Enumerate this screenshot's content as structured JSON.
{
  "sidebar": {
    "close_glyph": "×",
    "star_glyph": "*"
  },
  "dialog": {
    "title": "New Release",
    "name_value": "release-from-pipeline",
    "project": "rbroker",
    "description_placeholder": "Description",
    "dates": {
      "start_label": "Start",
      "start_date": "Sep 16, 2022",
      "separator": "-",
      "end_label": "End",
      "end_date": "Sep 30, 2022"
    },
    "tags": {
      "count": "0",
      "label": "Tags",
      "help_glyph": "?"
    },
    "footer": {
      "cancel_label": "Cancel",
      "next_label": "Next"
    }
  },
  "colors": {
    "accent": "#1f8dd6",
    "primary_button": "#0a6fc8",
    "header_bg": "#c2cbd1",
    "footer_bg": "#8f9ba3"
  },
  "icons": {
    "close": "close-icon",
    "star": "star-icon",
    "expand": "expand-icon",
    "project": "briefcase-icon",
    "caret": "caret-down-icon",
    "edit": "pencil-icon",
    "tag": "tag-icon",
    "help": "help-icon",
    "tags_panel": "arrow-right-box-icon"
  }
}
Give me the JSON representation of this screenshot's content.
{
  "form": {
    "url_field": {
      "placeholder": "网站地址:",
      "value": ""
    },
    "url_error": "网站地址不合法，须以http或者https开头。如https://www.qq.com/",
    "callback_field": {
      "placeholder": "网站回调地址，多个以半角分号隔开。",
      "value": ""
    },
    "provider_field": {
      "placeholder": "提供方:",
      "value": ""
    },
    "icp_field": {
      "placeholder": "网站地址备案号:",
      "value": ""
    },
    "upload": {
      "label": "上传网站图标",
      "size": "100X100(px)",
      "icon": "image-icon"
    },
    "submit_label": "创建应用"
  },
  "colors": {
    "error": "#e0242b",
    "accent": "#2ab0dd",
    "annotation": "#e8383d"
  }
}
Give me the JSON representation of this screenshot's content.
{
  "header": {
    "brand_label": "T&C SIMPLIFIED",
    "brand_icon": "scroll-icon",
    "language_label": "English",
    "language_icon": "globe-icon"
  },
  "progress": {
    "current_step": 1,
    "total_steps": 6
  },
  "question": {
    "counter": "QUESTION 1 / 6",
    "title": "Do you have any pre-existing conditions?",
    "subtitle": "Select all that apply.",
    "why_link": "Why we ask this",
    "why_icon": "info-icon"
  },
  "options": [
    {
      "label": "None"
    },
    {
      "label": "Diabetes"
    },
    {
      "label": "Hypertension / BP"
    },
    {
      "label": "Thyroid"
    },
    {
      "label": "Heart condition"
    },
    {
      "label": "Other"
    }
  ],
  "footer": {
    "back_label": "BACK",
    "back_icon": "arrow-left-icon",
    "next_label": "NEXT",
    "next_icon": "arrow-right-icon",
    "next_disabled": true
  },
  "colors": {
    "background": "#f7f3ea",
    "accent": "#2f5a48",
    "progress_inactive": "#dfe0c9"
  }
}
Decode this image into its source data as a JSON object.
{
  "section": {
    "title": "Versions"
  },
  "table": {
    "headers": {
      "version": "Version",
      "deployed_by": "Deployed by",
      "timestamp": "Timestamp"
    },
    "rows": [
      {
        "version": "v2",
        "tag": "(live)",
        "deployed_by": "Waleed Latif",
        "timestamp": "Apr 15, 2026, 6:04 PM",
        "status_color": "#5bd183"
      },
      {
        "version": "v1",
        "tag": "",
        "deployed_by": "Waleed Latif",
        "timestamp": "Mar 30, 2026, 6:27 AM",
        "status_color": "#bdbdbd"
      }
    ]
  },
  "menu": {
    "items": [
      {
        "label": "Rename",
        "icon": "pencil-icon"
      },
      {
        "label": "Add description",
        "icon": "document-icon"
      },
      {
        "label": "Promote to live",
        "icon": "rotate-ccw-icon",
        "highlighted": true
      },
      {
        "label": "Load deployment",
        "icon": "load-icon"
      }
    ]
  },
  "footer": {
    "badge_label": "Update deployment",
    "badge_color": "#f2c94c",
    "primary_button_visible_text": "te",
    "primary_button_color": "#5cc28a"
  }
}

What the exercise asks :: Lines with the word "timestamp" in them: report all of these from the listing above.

Answer to the exercise ::
      "timestamp": "Timestamp"
        "timestamp": "Apr 15, 2026, 6:04 PM",
        "timestamp": "Mar 30, 2026, 6:27 AM",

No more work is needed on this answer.